This is a good system. It is a working system. It is the same as saying, ‘The Rudd government inherited zero net government debt and a $10 billion surplus so we can go on a spending spree.’ Now we know that we are all going to pay the price for profligate spending, for $900 cash bonuses, $22 billion in cash handed out to people. There will be an enormous price to pay. If that is why we are seeing these bills reintroduced again after being refused by the Senate then, certainly, that is a failing of this government.
I also want to say that the government have broken their election commitment. I want to remind everybody about that one more time, because we are going to hear a bit about this. They promised they would not touch the rebate system. They had to promise that prior to the election because all Australians know that the private health insurance rebate system works. It works because the government provided it as an incentive and people take up that incentive. There are 11.1 million Australians who have a form of private health insurance. We have a working system and we need more capital generated into the private system to relieve the public system so that it can be funded adequately for governments to meet the challenges.
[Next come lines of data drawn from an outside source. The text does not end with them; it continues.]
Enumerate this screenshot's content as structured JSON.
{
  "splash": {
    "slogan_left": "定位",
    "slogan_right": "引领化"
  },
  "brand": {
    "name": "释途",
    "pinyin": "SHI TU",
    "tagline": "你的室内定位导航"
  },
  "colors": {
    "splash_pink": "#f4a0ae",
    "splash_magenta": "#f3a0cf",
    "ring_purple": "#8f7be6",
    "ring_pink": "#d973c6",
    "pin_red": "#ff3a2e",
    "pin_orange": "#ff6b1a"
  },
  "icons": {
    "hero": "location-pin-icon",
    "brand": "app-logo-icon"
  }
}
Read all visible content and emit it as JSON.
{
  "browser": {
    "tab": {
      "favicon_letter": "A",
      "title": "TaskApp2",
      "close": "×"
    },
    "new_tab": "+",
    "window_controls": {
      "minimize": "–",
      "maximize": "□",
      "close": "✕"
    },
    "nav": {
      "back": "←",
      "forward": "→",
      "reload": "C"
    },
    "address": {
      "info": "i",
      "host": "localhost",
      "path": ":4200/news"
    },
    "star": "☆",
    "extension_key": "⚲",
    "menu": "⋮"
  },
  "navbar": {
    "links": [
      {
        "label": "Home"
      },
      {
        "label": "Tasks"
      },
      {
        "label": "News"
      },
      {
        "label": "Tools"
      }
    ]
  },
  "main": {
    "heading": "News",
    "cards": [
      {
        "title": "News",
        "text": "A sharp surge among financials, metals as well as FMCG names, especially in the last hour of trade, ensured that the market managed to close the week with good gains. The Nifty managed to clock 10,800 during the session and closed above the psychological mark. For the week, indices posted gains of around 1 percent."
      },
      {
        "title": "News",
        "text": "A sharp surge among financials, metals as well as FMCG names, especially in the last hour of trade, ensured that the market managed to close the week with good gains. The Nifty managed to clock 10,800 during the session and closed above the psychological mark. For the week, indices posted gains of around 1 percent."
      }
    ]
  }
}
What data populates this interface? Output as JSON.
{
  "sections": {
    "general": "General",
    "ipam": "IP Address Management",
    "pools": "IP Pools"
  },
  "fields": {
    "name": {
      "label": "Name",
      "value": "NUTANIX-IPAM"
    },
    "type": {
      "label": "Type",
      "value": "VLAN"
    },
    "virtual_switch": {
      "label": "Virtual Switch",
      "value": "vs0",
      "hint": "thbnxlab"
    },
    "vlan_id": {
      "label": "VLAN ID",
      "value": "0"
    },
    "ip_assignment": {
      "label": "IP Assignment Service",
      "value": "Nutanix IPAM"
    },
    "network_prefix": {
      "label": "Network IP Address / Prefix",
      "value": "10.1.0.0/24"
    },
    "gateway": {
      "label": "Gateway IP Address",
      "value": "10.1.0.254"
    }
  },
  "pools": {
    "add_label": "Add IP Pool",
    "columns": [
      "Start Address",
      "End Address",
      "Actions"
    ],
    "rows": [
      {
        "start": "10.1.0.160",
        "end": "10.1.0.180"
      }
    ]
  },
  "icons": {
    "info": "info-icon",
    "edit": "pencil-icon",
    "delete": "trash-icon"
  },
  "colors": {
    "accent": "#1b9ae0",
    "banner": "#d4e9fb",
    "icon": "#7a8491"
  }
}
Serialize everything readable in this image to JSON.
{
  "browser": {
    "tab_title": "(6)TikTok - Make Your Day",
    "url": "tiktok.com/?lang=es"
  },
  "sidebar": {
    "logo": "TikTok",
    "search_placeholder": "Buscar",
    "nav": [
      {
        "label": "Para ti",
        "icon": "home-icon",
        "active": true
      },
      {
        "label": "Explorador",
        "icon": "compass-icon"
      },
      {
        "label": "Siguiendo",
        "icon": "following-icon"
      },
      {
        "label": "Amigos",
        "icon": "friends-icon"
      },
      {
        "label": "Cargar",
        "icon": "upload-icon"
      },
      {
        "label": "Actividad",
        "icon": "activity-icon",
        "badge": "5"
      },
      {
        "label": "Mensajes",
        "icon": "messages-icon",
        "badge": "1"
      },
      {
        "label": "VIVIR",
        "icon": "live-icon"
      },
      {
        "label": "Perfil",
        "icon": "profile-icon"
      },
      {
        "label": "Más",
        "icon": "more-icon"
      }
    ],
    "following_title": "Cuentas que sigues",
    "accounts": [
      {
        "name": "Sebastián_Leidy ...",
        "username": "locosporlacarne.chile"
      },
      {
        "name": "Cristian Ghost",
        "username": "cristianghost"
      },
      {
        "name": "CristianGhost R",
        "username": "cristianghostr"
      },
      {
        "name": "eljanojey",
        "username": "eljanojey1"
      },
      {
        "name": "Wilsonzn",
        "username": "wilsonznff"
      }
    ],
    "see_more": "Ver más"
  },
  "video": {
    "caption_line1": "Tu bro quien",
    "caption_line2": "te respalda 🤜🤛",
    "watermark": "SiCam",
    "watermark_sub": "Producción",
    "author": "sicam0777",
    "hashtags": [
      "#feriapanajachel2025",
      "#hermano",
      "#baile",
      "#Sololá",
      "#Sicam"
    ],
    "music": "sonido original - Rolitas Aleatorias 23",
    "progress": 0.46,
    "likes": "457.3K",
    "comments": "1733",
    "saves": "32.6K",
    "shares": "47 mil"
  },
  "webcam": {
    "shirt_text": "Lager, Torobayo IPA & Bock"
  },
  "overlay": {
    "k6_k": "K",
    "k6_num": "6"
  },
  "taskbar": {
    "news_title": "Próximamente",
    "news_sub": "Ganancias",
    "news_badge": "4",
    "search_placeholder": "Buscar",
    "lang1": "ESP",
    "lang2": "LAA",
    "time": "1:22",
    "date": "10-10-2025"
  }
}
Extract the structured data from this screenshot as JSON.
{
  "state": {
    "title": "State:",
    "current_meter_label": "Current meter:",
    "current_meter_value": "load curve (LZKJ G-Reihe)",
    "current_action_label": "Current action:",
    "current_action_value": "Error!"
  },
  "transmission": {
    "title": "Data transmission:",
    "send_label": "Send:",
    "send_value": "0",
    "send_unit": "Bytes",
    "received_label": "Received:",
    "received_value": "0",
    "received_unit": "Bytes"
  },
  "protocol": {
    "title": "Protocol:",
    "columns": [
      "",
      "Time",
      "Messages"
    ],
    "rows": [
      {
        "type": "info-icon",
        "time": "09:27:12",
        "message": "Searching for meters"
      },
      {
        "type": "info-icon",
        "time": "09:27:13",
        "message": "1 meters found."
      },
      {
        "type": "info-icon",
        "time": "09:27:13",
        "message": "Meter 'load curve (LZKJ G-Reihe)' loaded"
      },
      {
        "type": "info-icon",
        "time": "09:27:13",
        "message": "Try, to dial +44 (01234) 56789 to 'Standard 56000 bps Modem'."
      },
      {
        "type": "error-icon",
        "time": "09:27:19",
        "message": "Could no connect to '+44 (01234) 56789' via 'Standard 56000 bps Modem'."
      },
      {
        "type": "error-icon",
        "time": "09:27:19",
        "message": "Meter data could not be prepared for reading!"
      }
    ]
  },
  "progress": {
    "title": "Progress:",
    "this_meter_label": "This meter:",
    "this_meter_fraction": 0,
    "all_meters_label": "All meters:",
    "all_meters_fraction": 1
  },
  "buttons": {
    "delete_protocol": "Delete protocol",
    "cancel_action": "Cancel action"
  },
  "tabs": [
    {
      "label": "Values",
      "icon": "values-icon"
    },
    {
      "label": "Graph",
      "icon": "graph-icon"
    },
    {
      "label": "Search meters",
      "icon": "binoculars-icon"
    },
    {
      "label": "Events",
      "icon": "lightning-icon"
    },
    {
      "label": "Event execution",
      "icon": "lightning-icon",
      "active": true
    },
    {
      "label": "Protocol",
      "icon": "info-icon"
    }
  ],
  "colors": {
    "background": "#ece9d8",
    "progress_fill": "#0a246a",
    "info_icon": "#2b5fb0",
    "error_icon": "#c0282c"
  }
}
Together, as a complementary model, we can achieve a level of quality funding for health in Australia, but it must be together. This ideological division of public versus private will not be useful. It will mean a lot of pain for people in private health. It will add pressure to the public health system. Coming from an electorate with a large proportion of families and people on private health, I can speak with authority and say that people will leave the private system and return to public health, and people will seek to reduce their level of cover. Both of those things are unnecessary. We do not need to take this step. If we do not take this step we can continue to work on how we fund these challenges and how we make sure more people are putting as much of their daily budgets as possible into their health care. That is the way that we will have a chance of funding this system. The reality is that no government in this country can meet the challenges purely through government funding alone.